Goal of the exercise: This exercise calls for copying every line below that holds the word "kind".

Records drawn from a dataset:
####

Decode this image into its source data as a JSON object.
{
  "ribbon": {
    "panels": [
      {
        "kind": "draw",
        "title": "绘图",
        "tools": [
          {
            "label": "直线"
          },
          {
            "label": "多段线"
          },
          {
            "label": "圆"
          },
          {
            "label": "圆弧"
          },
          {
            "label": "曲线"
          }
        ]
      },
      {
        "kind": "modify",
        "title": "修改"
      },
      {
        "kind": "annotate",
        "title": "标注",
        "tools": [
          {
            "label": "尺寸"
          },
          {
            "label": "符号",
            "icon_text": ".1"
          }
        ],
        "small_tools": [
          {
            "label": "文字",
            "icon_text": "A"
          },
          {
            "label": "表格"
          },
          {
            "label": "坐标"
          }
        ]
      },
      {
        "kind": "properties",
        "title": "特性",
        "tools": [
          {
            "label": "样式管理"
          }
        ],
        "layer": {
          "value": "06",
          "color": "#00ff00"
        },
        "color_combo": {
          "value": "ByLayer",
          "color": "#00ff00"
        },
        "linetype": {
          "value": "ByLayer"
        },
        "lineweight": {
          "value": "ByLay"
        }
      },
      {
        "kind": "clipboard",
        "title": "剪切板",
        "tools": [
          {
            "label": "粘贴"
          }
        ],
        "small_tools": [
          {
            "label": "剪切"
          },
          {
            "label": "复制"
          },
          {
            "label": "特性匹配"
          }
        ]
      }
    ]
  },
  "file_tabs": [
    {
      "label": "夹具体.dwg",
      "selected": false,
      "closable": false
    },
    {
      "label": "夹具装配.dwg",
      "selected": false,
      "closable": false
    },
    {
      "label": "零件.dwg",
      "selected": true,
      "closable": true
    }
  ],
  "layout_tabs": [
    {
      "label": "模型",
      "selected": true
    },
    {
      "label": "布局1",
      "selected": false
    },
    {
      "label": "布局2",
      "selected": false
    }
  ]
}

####

Task solution:
        "kind": "draw",
        "kind": "modify",
        "kind": "annotate",
        "kind": "properties",
        "kind": "clipboard",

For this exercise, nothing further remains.